Patent reform is one of many issues that has been stalled in the halls of Congress over the last several years. However, this particular effort may get somewhere soon. H.R. 1249, the America Invents Act, was approved by the House Judiciary Committee and reported to the full House for consideration and a vote. The White House has weighed in with its support, and Senate Judiciary Committee Chairman Leahy welcomed the progress.
However, a compromise that brought the bill to the House floor may jeopardize the chances of its passage. The specific issue that brought the compromise concerns fee recovery. At the moment, the U.S. Patent and Trademark Office (USPTO) cannot retain all of the money it receives through application and other fees. The America Invents Act initially proposed allowing USPTO to retain all of this money. However, House appropriators objected to that proposal, and agreed to consider the bill only if so-called excess funds where set aside for USPTO, subject to House appropriations. The Patent office is chronically understaffed, so the additional money could be put to good use. However, with the current budget climate, requiring excess funds to be routed back to the office via appropriations runs the risk of that money never getting to USPTO.

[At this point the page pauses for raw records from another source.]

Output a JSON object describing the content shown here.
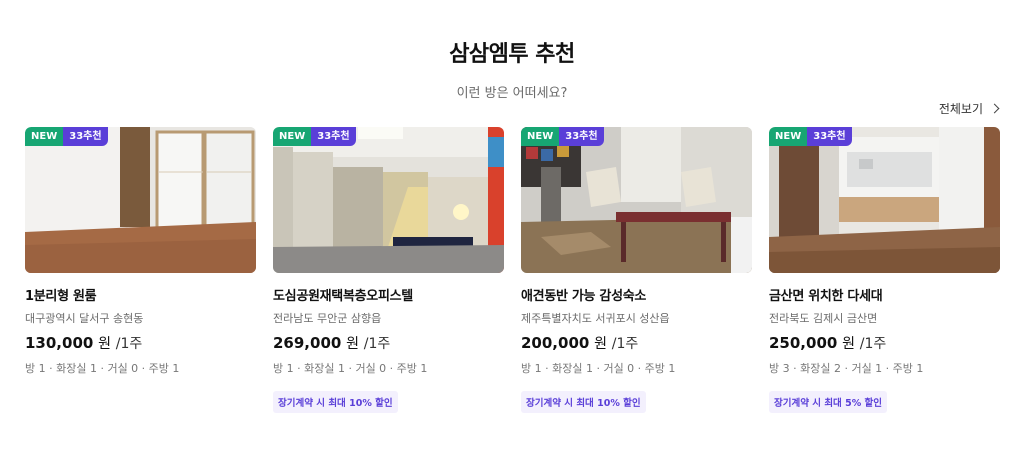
{
  "section": {
    "title": "삼삼엠투 추천",
    "subtitle": "이런 방은 어떠세요?",
    "view_all_label": "전체보기"
  },
  "listings": [
    {
      "badge_new": "NEW",
      "badge_recommend": "33추천",
      "name": "1분리형 원룸",
      "address": "대구광역시 달서구 송현동",
      "price": "130,000",
      "currency": "원",
      "period": "/1주",
      "rooms": "방 1 · 화장실 1 · 거실 0 · 주방 1",
      "promo": ""
    },
    {
      "badge_new": "NEW",
      "badge_recommend": "33추천",
      "name": "도심공원재택복층오피스텔",
      "address": "전라남도 무안군 삼향읍",
      "price": "269,000",
      "currency": "원",
      "period": "/1주",
      "rooms": "방 1 · 화장실 1 · 거실 0 · 주방 1",
      "promo": "장기계약 시 최대 10% 할인"
    },
    {
      "badge_new": "NEW",
      "badge_recommend": "33추천",
      "name": "애견동반 가능 감성숙소",
      "address": "제주특별자치도 서귀포시 성산읍",
      "price": "200,000",
      "currency": "원",
      "period": "/1주",
      "rooms": "방 1 · 화장실 1 · 거실 0 · 주방 1",
      "promo": "장기계약 시 최대 10% 할인"
    },
    {
      "badge_new": "NEW",
      "badge_recommend": "33추천",
      "name": "금산면 위치한 다세대",
      "address": "전라북도 김제시 금산면",
      "price": "250,000",
      "currency": "원",
      "period": "/1주",
      "rooms": "방 3 · 화장실 2 · 거실 1 · 주방 1",
      "promo": "장기계약 시 최대 5% 할인"
    }
  ],
  "colors": {
    "badge_new": "#17a673",
    "badge_recommend": "#5a3fd8",
    "promo_bg": "#f3f0fd",
    "promo_text": "#5a3fd8"
  }
}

This compromise has prompted some additional resistance to the bill, which has never enjoyed universal support from either party. Several members of Congress object to other parts of the bill, particularly the change in who obtains a patent. The U.S. has historically awarded patents to those who are first to invent the subject of the patent. Most of the world now awards patents to those who are first to file. Some who object to the change consider it harmful to smaller, independent inventors. There is also opposition to language in the bill that would allow for a new means for reviewing so-called ‘business method’ patents.
Votes on the bill are currently scheduled for Friday